Memory cafe a safe place for socialization

When Diane Cagan thinks back to her first time at a “memory cafe,” it’s all smiles.

It was “just perfect,” she says. “It was better than I ever expected.”

The Penn Memory Center began hosting memory cafes in December. They are exclusively for people like Cagan’s husband, Paul, who have Alzheimer’s disease or other memory problems, and their caregivers. It’s a safe space without judgment or fear, created to boost comfortable interaction with others in similar situations.

“My husband is in his fourth year of the disease, and he’s gotten very quiet,” Cagan says. “It gets to a point where he’s afraid to talk because he’ll say the wrong words.”

On Friday, Dec. 4, the pair headed to Christ Church for the very first Penn memory cafe. About 13 other Penn Memory Center patients did the same. Cagan was interested in how her husband would handle the new situation.

“I left his side to talk with some others, and when I came back he was surrounded by three other people, just chatting and enjoying himself,” Cagan says.

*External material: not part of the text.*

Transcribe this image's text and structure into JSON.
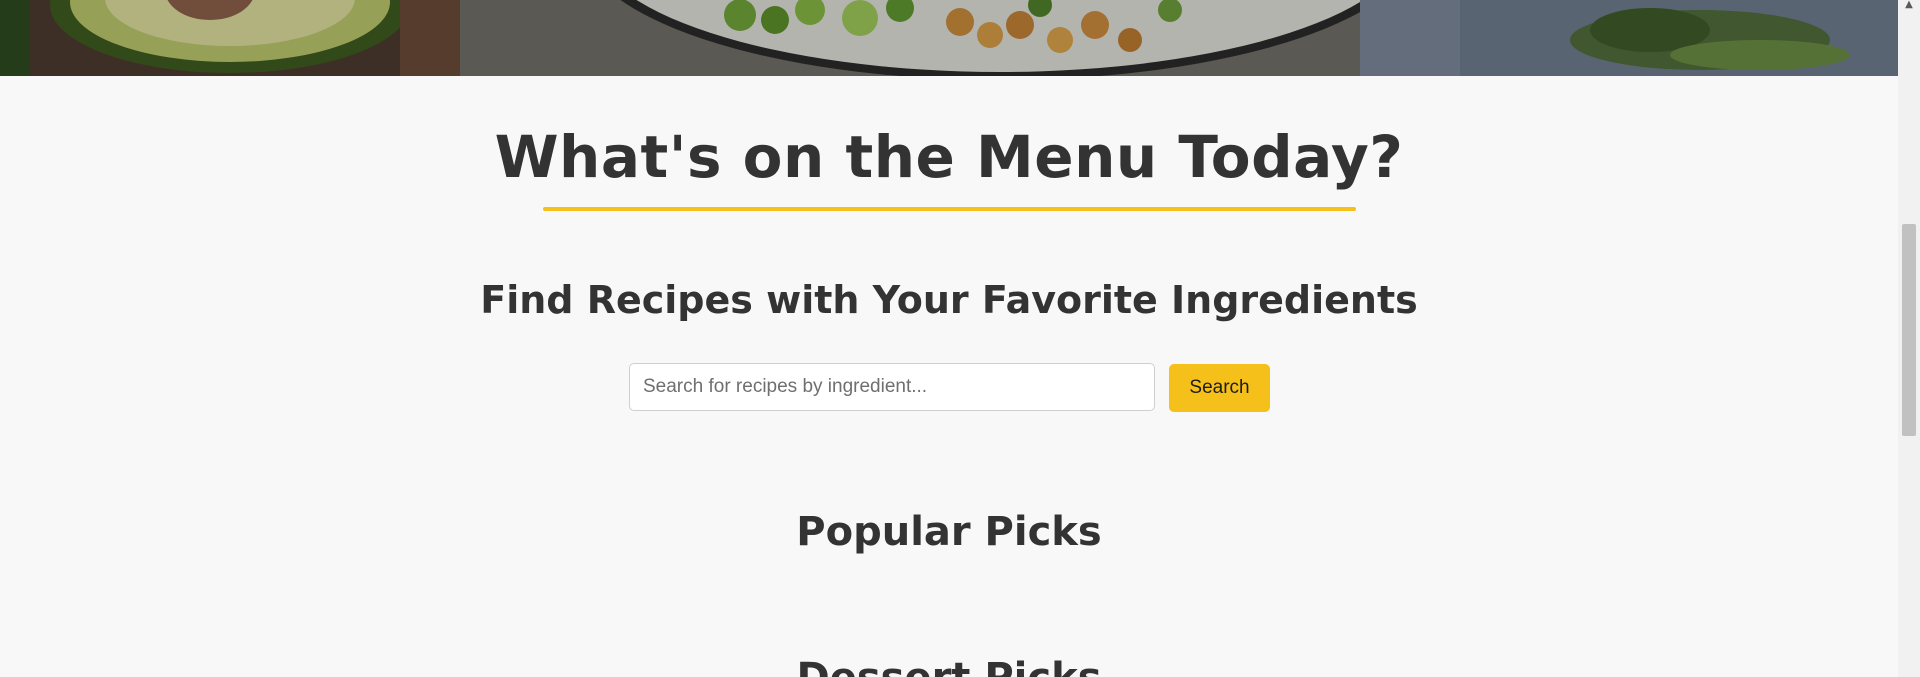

Seen often in parts of Europe, a memory cafe is a new concept to the Philadelphia area. There’s no agenda to the hour-and-a-half-long afternoon experience—it’s supposed to be just like any other cafe.

Genevieve Ilg, a Penn master’s in social work student, presented the idea of starting a local memory cafe last summer to Felicia Greenfield, her internship supervisor at the Penn Memory Center.

“I wanted to create a space for people with memory problems where they won’t experience stigma or any other sort of misunderstandings,” Ilg says. “I wanted it to make them feel themselves without any sort of compromise.”

Greenfield, the Penn Memory Center’s director of clinical research operations and care programs, gave Ilg the green light, and the two have been coordinating cafes since.

“It’s difficult sometimes to bring people with Alzheimer’s disease into public because they might be disoriented or they might be inappropriate, and sometimes the caregiver feels embarrassed or it’s hard to manage it,” Greenfield says. “As a result, families who are dealing with Alzheimer’s disease tend to withdraw socially and become more isolated.”

That’s a problem, Greenfield explains, because social engagement is “one of the key aspects of healthy aging.” People with memory problems need to be social now more than ever.

“The memory cafe allows the patients to get out and engage in a non-restrictive environment, and they get to be with their caregiver,” she says. “The same goes for the caregivers who feel like they need to be with the patient. We don’t want the caregivers to leave, but they don’t necessarily have to sit next to who they came with.”

There is a pop-up memory cafe slated for every month through April at Christ Church Neighborhood House, 20 N. American St. Times vary. Greenfield and Ilg have secured a partnership with Kitchen Gia, which donates coffee and pastries. Right now, the memory cafes are being advertised strictly to Penn patients—mostly who live at home with their caregivers.

“We’re starting small and seeing what evolves,” Greenfield says. “If there were a way, we’d love to bring it into the suburbs, and extend it to people outside of the Penn network.”

Either way, you can expect to see Diane and Paul Cagan there.

“Unless something really important interferes, we’ll be at all of the memory cafes,” Diane Cagan says. “I’m really happy Penn Memory Center started this. I am genuinely thrilled.”